First Data Corp., which processes about half of all U.S. card spending, recently identified a trend: debit spending again overtook that of credit cards in a pattern that crisscrossed over the previous 18 months.
Now another trend is emerging: PIN-debit use is growing much faster than signature debit and credit, according to data from the Atlanta-based processor.
In last year's fourth quarter, the combined signature debit and credit volume processed through First Data grew by about 3.1% year over year, compared with about 2.7% for PIN-debit. But during this year's first quarter, PIN-debit volume jumped by about 8.2%, compared with about 5.2% for credit and signature debit.

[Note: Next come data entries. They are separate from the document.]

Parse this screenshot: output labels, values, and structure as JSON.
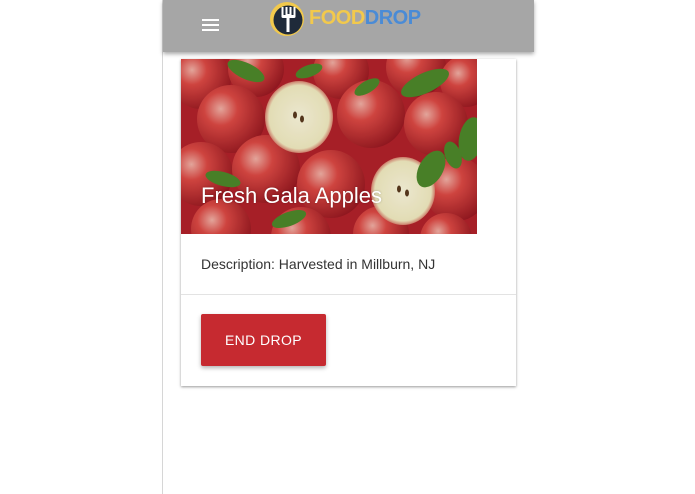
{
  "app": {
    "logo": {
      "part1": "FOOD",
      "part2": "DROP",
      "colors": {
        "food": "#f2c94c",
        "drop": "#4a8bd6",
        "icon_ring": "#f2c94c",
        "icon_fill": "#2b2b2b"
      }
    },
    "menu_icon": "hamburger-menu-icon",
    "appbar_color": "#a6a6a6"
  },
  "card": {
    "title": "Fresh Gala Apples",
    "image": "apples-photo",
    "description": "Description: Harvested in Millburn, NJ",
    "action_label": "END DROP",
    "action_color": "#c62a30"
  }
}
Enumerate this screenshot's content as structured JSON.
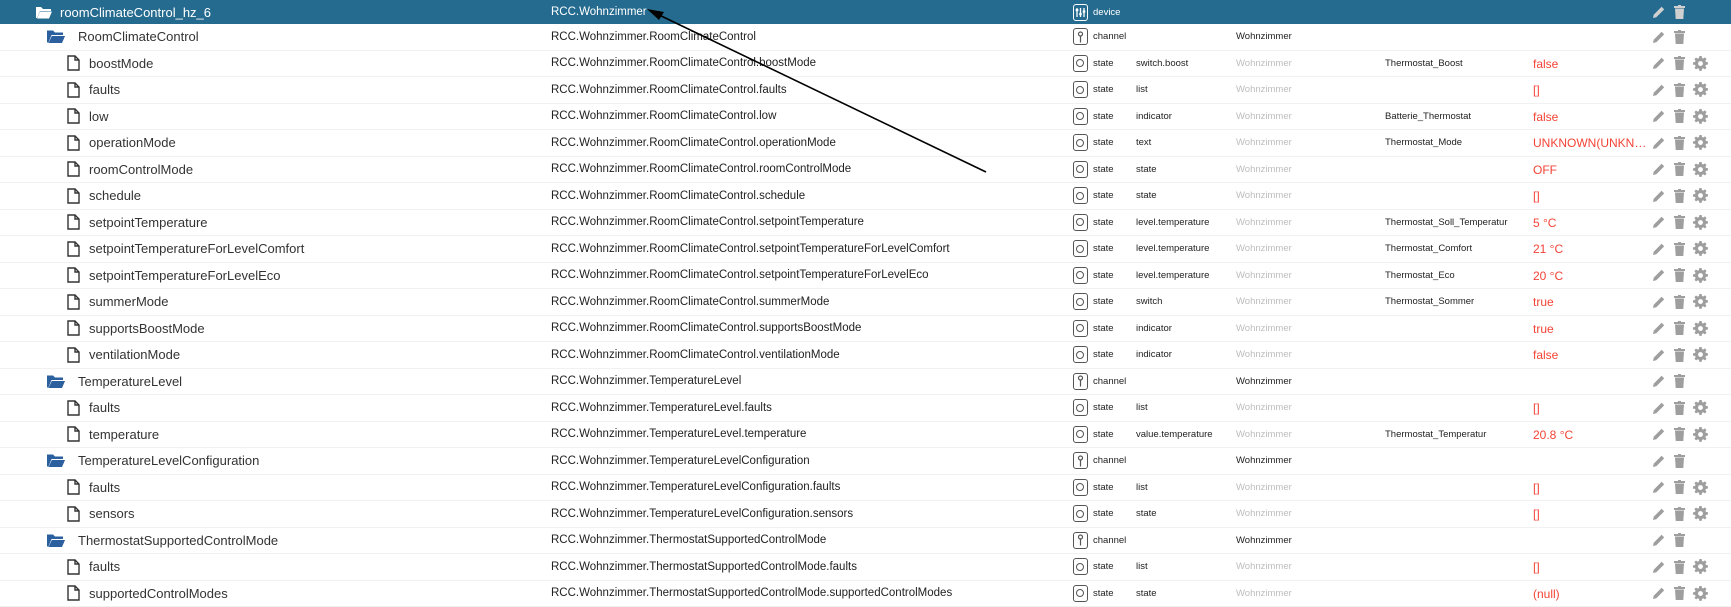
{
  "header": {
    "name": "roomClimateControl_hz_6",
    "id": "RCC.Wohnzimmer",
    "type": "device"
  },
  "rows": [
    {
      "kind": "channel",
      "name": "RoomClimateControl",
      "id": "RCC.Wohnzimmer.RoomClimateControl",
      "type": "channel",
      "role": "",
      "room": "Wohnzimmer",
      "func": "",
      "value": ""
    },
    {
      "kind": "state",
      "name": "boostMode",
      "id": "RCC.Wohnzimmer.RoomClimateControl.boostMode",
      "type": "state",
      "role": "switch.boost",
      "room": "Wohnzimmer",
      "func": "Thermostat_Boost",
      "value": "false"
    },
    {
      "kind": "state",
      "name": "faults",
      "id": "RCC.Wohnzimmer.RoomClimateControl.faults",
      "type": "state",
      "role": "list",
      "room": "Wohnzimmer",
      "func": "",
      "value": "[]"
    },
    {
      "kind": "state",
      "name": "low",
      "id": "RCC.Wohnzimmer.RoomClimateControl.low",
      "type": "state",
      "role": "indicator",
      "room": "Wohnzimmer",
      "func": "Batterie_Thermostat",
      "value": "false"
    },
    {
      "kind": "state",
      "name": "operationMode",
      "id": "RCC.Wohnzimmer.RoomClimateControl.operationMode",
      "type": "state",
      "role": "text",
      "room": "Wohnzimmer",
      "func": "Thermostat_Mode",
      "value": "UNKNOWN(UNKNOWN)"
    },
    {
      "kind": "state",
      "name": "roomControlMode",
      "id": "RCC.Wohnzimmer.RoomClimateControl.roomControlMode",
      "type": "state",
      "role": "state",
      "room": "Wohnzimmer",
      "func": "",
      "value": "OFF"
    },
    {
      "kind": "state",
      "name": "schedule",
      "id": "RCC.Wohnzimmer.RoomClimateControl.schedule",
      "type": "state",
      "role": "state",
      "room": "Wohnzimmer",
      "func": "",
      "value": "[]"
    },
    {
      "kind": "state",
      "name": "setpointTemperature",
      "id": "RCC.Wohnzimmer.RoomClimateControl.setpointTemperature",
      "type": "state",
      "role": "level.temperature",
      "room": "Wohnzimmer",
      "func": "Thermostat_Soll_Temperatur",
      "value": "5 °C"
    },
    {
      "kind": "state",
      "name": "setpointTemperatureForLevelComfort",
      "id": "RCC.Wohnzimmer.RoomClimateControl.setpointTemperatureForLevelComfort",
      "type": "state",
      "role": "level.temperature",
      "room": "Wohnzimmer",
      "func": "Thermostat_Comfort",
      "value": "21 °C"
    },
    {
      "kind": "state",
      "name": "setpointTemperatureForLevelEco",
      "id": "RCC.Wohnzimmer.RoomClimateControl.setpointTemperatureForLevelEco",
      "type": "state",
      "role": "level.temperature",
      "room": "Wohnzimmer",
      "func": "Thermostat_Eco",
      "value": "20 °C"
    },
    {
      "kind": "state",
      "name": "summerMode",
      "id": "RCC.Wohnzimmer.RoomClimateControl.summerMode",
      "type": "state",
      "role": "switch",
      "room": "Wohnzimmer",
      "func": "Thermostat_Sommer",
      "value": "true"
    },
    {
      "kind": "state",
      "name": "supportsBoostMode",
      "id": "RCC.Wohnzimmer.RoomClimateControl.supportsBoostMode",
      "type": "state",
      "role": "indicator",
      "room": "Wohnzimmer",
      "func": "",
      "value": "true"
    },
    {
      "kind": "state",
      "name": "ventilationMode",
      "id": "RCC.Wohnzimmer.RoomClimateControl.ventilationMode",
      "type": "state",
      "role": "indicator",
      "room": "Wohnzimmer",
      "func": "",
      "value": "false"
    },
    {
      "kind": "channel",
      "name": "TemperatureLevel",
      "id": "RCC.Wohnzimmer.TemperatureLevel",
      "type": "channel",
      "role": "",
      "room": "Wohnzimmer",
      "func": "",
      "value": ""
    },
    {
      "kind": "state",
      "name": "faults",
      "id": "RCC.Wohnzimmer.TemperatureLevel.faults",
      "type": "state",
      "role": "list",
      "room": "Wohnzimmer",
      "func": "",
      "value": "[]"
    },
    {
      "kind": "state",
      "name": "temperature",
      "id": "RCC.Wohnzimmer.TemperatureLevel.temperature",
      "type": "state",
      "role": "value.temperature",
      "room": "Wohnzimmer",
      "func": "Thermostat_Temperatur",
      "value": "20.8 °C"
    },
    {
      "kind": "channel",
      "name": "TemperatureLevelConfiguration",
      "id": "RCC.Wohnzimmer.TemperatureLevelConfiguration",
      "type": "channel",
      "role": "",
      "room": "Wohnzimmer",
      "func": "",
      "value": ""
    },
    {
      "kind": "state",
      "name": "faults",
      "id": "RCC.Wohnzimmer.TemperatureLevelConfiguration.faults",
      "type": "state",
      "role": "list",
      "room": "Wohnzimmer",
      "func": "",
      "value": "[]"
    },
    {
      "kind": "state",
      "name": "sensors",
      "id": "RCC.Wohnzimmer.TemperatureLevelConfiguration.sensors",
      "type": "state",
      "role": "state",
      "room": "Wohnzimmer",
      "func": "",
      "value": "[]"
    },
    {
      "kind": "channel",
      "name": "ThermostatSupportedControlMode",
      "id": "RCC.Wohnzimmer.ThermostatSupportedControlMode",
      "type": "channel",
      "role": "",
      "room": "Wohnzimmer",
      "func": "",
      "value": ""
    },
    {
      "kind": "state",
      "name": "faults",
      "id": "RCC.Wohnzimmer.ThermostatSupportedControlMode.faults",
      "type": "state",
      "role": "list",
      "room": "Wohnzimmer",
      "func": "",
      "value": "[]"
    },
    {
      "kind": "state",
      "name": "supportedControlModes",
      "id": "RCC.Wohnzimmer.ThermostatSupportedControlMode.supportedControlModes",
      "type": "state",
      "role": "state",
      "room": "Wohnzimmer",
      "func": "",
      "value": "(null)"
    }
  ],
  "icons": {
    "folder": "folder-open-icon",
    "file": "file-icon",
    "device": "device-sliders-icon",
    "channel": "channel-icon",
    "state": "state-icon",
    "edit": "pencil-icon",
    "delete": "trash-icon",
    "config": "gear-icon"
  },
  "colors": {
    "header_bg": "#256b8f",
    "value": "#f44336",
    "folder_icon": "#2b5f9e",
    "muted": "#bdbdbd"
  }
}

And in the second quarter, First Data reported about 6.4% growth for PIN-debit volume, compared to 2.7% for signature-based debit and credit.

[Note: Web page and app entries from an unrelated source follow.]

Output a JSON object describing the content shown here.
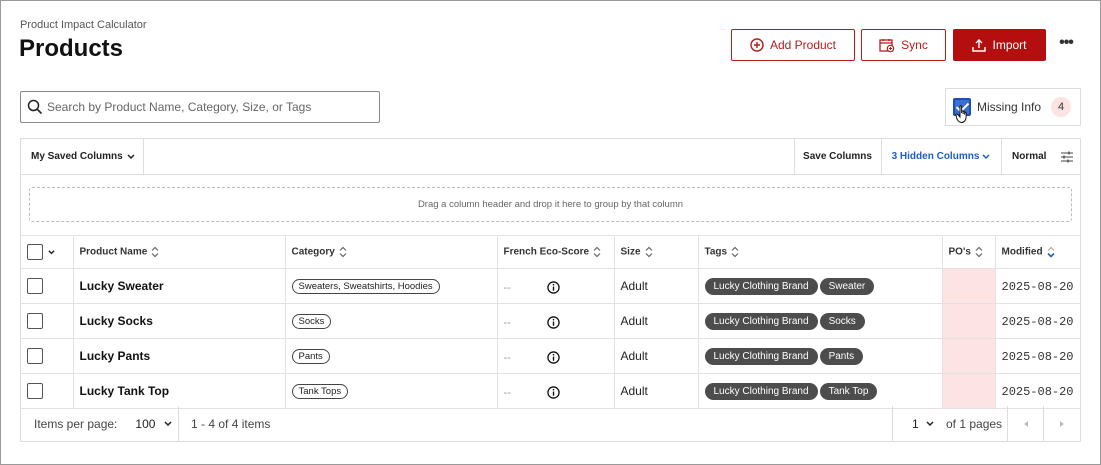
{
  "header": {
    "app_name": "Product Impact Calculator",
    "title": "Products",
    "add_product_label": "Add Product",
    "sync_label": "Sync",
    "import_label": "Import",
    "more_label": "•••"
  },
  "search": {
    "placeholder": "Search by Product Name, Category, Size, or Tags",
    "value": ""
  },
  "filter": {
    "label": "Missing Info",
    "count": "4",
    "checked": true
  },
  "toolbar": {
    "saved_columns_label": "My Saved Columns",
    "save_columns_label": "Save Columns",
    "hidden_columns_label": "3 Hidden Columns",
    "density_label": "Normal"
  },
  "group_hint": "Drag a column header and drop it here to group by that column",
  "columns": {
    "product_name": "Product Name",
    "category": "Category",
    "eco_score": "French Eco-Score",
    "size": "Size",
    "tags": "Tags",
    "pos": "PO's",
    "modified": "Modified"
  },
  "rows": [
    {
      "name": "Lucky Sweater",
      "category": "Sweaters, Sweatshirts, Hoodies",
      "eco": "--",
      "size": "Adult",
      "tags": [
        "Lucky Clothing Brand",
        "Sweater"
      ],
      "modified": "2025-08-20"
    },
    {
      "name": "Lucky Socks",
      "category": "Socks",
      "eco": "--",
      "size": "Adult",
      "tags": [
        "Lucky Clothing Brand",
        "Socks"
      ],
      "modified": "2025-08-20"
    },
    {
      "name": "Lucky Pants",
      "category": "Pants",
      "eco": "--",
      "size": "Adult",
      "tags": [
        "Lucky Clothing Brand",
        "Pants"
      ],
      "modified": "2025-08-20"
    },
    {
      "name": "Lucky Tank Top",
      "category": "Tank Tops",
      "eco": "--",
      "size": "Adult",
      "tags": [
        "Lucky Clothing Brand",
        "Tank Top"
      ],
      "modified": "2025-08-20"
    }
  ],
  "footer": {
    "items_per_page_label": "Items per page:",
    "items_per_page_value": "100",
    "range_label": "1 - 4 of 4 items",
    "page_value": "1",
    "pages_label": "of 1 pages"
  },
  "colors": {
    "accent": "#b50e0e",
    "link": "#1c5ec4",
    "missing_highlight": "#fde3e3",
    "tag_bg": "#4d4d4d"
  }
}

Before August 2011, the share between PIN and signature debit for the previous 18 months had been pretty stable. But in September, PIN debit began to take share away from signature debit, and that momentum continues to grow.
The effect of the debit-interchange rate cap under the Durbin amendment might be a factor, Rikard Bandebo, an economist and a First Data vice president, said in an interview.
Merchants, especially larger retailers, are devoting more attention to analyzing their payments and routing them more judiciously by steering customers to use their PINs, he said. Issuers, meanwhile, have ended the rewards programs they used to steer customers toward signature payments.
"There is a consumer preference for PIN. It's always been there," Bandebo said.
As for the market share shift to debit card use over credit cards, the exact cause remains a mystery, Bandebo said.
"Durbin may have explained the shift from debit to credit (last year) because of the taking away of debit rewards, but it doesn't say why it went back," he said. "There's still a 'dark matter' out there."
And Bandebo continues to investigate the cause. In a lot of categories, the card choice is based on the size of transaction. "Most of what's driving this is the average size of the ticket in most industries," he said.
Bandebo noted the shift during a presentation at SourceMedia's Card Forum & Expo in May. SourceMedia publishes PaymentsSource.
At first, Bandebo theorized the shift might have related only to certain spending categories. But it didn't.
"The pattern held true across all of them; even travel saw a shift from debit to credit and back again," Bandebo said.
Ticket size plays a role, especially for discretionary or unusual purchases, Bandebo said. For auto maintenance, most consumers would use a debit card to buy a new set of wiper blades — and the same consumers would use a credit card to pay for a new transmission.
With budgeted expenses, such as buying groceries, consumers will stick with their usual buying patterns, Bandebo said. Whatever card they have or generally prefer to use, they use it, regardless of the ticket size, he said.
Credit might again overtake debit in spending share, Bandebo said.
"It may about shift again or flatten out," he said. "We'll have to wait and see how that plays out."